Canadian Rick Clare emailed this picture of his fine looking no knead rye he baked yesterday. Made with 20% dark rye and only a 12 hour initial ferment. You can see the nice rise and open crumb. Rick describes the taste as “very flavourful”.
This may address some questions about the necessity of proofing for the entire 18 hours as typically prescribed in the no knead recipe. While the longer proof is often desirable for full flavor development, it’s nice to know we can squeeze the total recipe time down if time is short and still achieve good results.
This is a yeasted bread. Next up for Rick is a sourdough version of the no knead recipe, his first attempt at sourdough baking. Perhaps he’ll keep us abreast of his baking adventures.
Jan. 12, 2008 Update:
Due to popular demand, I have requested (and gratefully received) Rick’s recipe for the above rye bread. Rick explained that this is more in the form of his personal baking notes but appear to be plenty well detailed for anyone to follow. You can see that he has made some modifications to the basic no knead method and incorporated some interesting techniques that have obviously worked out well.

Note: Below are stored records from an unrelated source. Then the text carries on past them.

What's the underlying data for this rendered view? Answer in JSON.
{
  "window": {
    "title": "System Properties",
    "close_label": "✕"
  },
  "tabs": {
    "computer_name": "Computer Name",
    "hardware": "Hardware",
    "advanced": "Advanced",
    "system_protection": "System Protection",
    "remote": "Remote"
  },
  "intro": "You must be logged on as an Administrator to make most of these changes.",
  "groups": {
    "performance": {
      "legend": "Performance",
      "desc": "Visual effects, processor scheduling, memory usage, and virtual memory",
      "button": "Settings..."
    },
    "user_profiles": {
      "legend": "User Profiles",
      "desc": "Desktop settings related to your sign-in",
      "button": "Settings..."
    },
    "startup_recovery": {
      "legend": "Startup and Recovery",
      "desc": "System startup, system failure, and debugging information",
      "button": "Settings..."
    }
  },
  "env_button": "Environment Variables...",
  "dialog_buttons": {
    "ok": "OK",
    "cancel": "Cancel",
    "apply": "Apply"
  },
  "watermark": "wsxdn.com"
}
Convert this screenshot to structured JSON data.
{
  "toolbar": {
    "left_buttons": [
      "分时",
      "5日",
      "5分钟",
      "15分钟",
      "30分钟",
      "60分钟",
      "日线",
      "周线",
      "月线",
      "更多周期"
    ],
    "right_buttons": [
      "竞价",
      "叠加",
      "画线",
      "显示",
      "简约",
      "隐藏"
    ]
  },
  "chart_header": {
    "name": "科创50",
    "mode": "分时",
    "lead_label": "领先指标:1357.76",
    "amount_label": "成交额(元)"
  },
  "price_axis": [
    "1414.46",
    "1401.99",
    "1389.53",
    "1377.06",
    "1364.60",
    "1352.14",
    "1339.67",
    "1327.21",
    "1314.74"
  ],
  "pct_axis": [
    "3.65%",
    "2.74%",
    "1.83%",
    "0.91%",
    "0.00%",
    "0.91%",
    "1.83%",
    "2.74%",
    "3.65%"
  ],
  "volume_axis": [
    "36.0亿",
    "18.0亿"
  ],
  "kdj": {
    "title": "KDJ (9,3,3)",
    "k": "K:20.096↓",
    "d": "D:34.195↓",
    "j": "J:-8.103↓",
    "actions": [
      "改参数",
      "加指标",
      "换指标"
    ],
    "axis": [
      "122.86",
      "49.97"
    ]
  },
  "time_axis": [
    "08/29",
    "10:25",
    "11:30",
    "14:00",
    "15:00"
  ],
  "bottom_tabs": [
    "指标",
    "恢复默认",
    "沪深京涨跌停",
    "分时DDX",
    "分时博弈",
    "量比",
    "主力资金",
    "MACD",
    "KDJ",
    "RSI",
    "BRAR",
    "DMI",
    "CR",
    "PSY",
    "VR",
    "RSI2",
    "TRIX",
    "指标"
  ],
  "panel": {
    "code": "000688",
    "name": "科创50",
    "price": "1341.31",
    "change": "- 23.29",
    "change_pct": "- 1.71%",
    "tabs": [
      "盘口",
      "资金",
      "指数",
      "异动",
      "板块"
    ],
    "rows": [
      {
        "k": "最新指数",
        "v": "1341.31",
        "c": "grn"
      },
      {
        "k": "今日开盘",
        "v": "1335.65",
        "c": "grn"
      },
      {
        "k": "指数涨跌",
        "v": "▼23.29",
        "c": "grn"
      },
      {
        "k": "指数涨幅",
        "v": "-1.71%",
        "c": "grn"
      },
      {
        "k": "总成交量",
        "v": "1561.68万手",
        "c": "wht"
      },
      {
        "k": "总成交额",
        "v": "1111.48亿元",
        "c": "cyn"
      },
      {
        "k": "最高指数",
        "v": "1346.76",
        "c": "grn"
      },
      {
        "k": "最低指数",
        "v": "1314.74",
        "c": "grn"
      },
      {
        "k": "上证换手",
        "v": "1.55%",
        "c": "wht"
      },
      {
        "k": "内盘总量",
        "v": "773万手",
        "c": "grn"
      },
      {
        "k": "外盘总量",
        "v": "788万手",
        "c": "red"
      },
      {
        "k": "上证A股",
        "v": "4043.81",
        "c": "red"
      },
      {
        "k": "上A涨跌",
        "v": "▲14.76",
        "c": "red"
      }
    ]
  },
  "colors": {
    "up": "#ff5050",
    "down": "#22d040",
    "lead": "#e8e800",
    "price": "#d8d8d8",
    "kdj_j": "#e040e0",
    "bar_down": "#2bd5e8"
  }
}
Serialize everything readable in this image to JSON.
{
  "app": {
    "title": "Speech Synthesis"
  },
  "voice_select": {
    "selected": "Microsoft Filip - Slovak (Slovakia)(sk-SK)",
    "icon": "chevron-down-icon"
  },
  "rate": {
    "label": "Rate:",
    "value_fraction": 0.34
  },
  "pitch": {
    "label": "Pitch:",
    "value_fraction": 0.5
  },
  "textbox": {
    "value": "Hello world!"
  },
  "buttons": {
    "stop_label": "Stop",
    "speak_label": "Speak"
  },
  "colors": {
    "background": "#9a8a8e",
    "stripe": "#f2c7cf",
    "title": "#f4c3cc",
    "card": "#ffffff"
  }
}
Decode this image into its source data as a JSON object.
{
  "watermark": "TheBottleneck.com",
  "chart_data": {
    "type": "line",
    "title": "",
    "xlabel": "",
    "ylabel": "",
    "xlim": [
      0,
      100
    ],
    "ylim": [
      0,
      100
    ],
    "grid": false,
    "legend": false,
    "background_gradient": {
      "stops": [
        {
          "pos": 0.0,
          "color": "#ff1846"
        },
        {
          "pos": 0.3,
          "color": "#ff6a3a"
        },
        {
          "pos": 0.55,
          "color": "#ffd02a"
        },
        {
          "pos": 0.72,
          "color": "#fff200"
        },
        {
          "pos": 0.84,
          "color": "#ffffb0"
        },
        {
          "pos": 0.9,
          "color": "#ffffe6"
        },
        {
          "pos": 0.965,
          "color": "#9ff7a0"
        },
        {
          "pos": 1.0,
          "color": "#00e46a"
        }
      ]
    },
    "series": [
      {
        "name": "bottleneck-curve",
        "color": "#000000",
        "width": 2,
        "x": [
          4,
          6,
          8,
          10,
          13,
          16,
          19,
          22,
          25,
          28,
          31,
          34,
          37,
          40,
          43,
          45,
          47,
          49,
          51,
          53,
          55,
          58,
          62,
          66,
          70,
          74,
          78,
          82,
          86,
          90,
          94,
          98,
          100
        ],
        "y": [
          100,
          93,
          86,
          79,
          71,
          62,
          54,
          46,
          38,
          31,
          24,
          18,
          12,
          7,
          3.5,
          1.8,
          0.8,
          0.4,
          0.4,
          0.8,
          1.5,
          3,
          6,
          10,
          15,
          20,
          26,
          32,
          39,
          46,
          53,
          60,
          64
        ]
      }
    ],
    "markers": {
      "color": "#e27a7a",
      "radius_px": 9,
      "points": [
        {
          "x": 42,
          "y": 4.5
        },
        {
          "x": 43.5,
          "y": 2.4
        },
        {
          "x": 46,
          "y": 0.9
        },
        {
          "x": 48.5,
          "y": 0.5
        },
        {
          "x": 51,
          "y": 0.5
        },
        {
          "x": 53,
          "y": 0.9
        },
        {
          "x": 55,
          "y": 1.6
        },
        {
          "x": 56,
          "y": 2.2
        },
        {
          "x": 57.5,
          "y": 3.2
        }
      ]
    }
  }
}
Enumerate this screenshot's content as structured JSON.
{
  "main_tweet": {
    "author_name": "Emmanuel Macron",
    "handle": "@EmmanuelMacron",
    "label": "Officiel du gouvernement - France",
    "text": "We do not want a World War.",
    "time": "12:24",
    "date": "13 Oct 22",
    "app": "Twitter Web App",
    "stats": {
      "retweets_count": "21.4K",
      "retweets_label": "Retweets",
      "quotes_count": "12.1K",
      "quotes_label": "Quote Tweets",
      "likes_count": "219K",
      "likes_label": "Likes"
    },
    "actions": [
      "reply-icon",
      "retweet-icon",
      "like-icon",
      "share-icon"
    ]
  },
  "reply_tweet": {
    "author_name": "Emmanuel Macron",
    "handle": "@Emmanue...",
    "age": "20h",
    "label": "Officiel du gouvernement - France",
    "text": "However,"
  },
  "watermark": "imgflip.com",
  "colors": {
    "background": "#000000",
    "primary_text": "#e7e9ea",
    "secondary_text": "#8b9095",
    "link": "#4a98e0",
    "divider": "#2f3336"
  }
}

2 1/2 cups unbleached white flour
1/2 cup dark rye flour
2 teaspoon fine salt
1/4+ teaspoon yeast
1 3/4 cups water – by weight 75% hydration
Ferment 12 hours then French fold
Proof 2 hours
Bake covered for 30 minutes at 500F
Finish uncovered at 400F 15 minutes
(Dry 15 minutes heat off)
Open crumb, salty, good flavour, great crust.
Baked May 20/07
Rick’s Baking Notes:
SALT: Most of us are or should be aware about sodium consumption. This recipe calls for 2 teaspoons of salt. I have made this same loaf without salt and substituted 2 tablespoons of cider vinegar for 2 tablespoons of water to maintain a hydration of 75%. The cider vinegar boosts the overall flavour of the loaf and also adds a pleasant back taste to give the loaf personality.
FRENCH FOLD: I discovered this method on a baking blog. When the primary fermentation is complete turn the dough out on a floured board and gently stretch the dough into a loaf like shape. Place your hands under the dough at the mid point and lift. When the dough folds in on itself return to the board, stretch and repeat. I do this 5 or 6 times and then proof the loaf for 2 hours in a proofing bowl.
FLOUR: This loaf works nicely when 1 cup of whole wheat flour is substituted for 1 cup of all purpose flour.
DRY CYCLE: Once the loaf is baked and the internal temperature has been reached, turn the oven off, prop the door open a few inches and leave the loaf in the oven, uncovered, for 15 minutes. This conditions the loaf and will help deliver a crusty loaf.
WEIGHING VS MEASURING: The debate surrounding dry measure versus weighing ingredients continues. I bought a digital scale from Eric last year and now find I can replicate recipes time after time without noticeable variations. I was not able to do this when I baked using volumetric measuring. This recipe was developed using volumetric measure.